● Task to carry out
Wherever the string "modified" appears in the records, return the line that holds it.

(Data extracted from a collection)
Content starts
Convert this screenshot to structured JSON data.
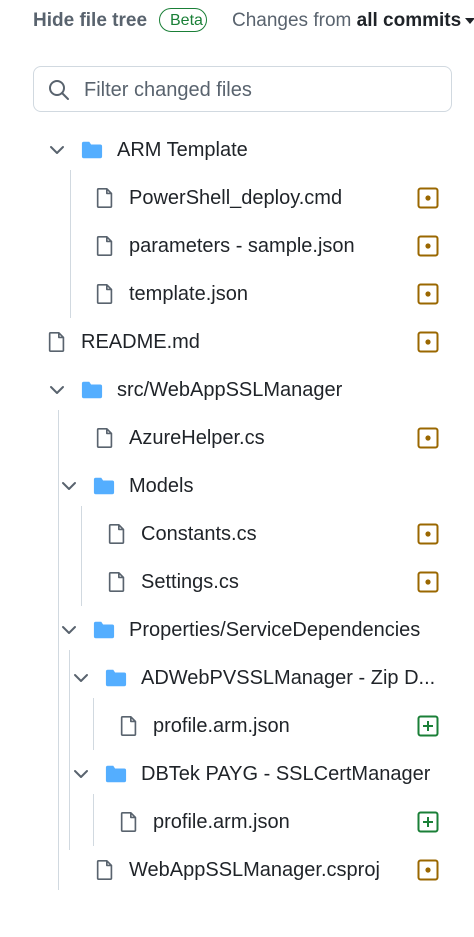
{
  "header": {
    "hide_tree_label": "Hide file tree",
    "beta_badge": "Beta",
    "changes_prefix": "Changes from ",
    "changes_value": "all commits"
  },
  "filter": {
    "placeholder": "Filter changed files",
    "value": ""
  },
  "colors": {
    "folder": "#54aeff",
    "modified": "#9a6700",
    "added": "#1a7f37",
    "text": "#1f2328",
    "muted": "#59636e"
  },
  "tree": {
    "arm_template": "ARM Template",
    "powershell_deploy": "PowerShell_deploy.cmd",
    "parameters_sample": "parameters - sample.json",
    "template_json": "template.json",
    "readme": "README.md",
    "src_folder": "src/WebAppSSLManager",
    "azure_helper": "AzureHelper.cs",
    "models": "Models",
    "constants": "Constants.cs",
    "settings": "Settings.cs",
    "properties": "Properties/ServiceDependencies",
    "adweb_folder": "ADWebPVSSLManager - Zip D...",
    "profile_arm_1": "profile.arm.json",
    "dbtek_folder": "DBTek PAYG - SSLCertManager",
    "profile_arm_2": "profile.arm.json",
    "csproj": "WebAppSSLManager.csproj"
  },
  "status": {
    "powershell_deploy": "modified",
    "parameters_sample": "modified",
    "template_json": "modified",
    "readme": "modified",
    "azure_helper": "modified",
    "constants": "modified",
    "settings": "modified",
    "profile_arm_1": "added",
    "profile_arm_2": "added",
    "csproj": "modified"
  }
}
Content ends
● Response below
    "modified": "#9a6700",
    "powershell_deploy": "modified",
    "parameters_sample": "modified",
    "template_json": "modified",
    "readme": "modified",
    "azure_helper": "modified",
    "constants": "modified",
    "settings": "modified",
    "csproj": "modified"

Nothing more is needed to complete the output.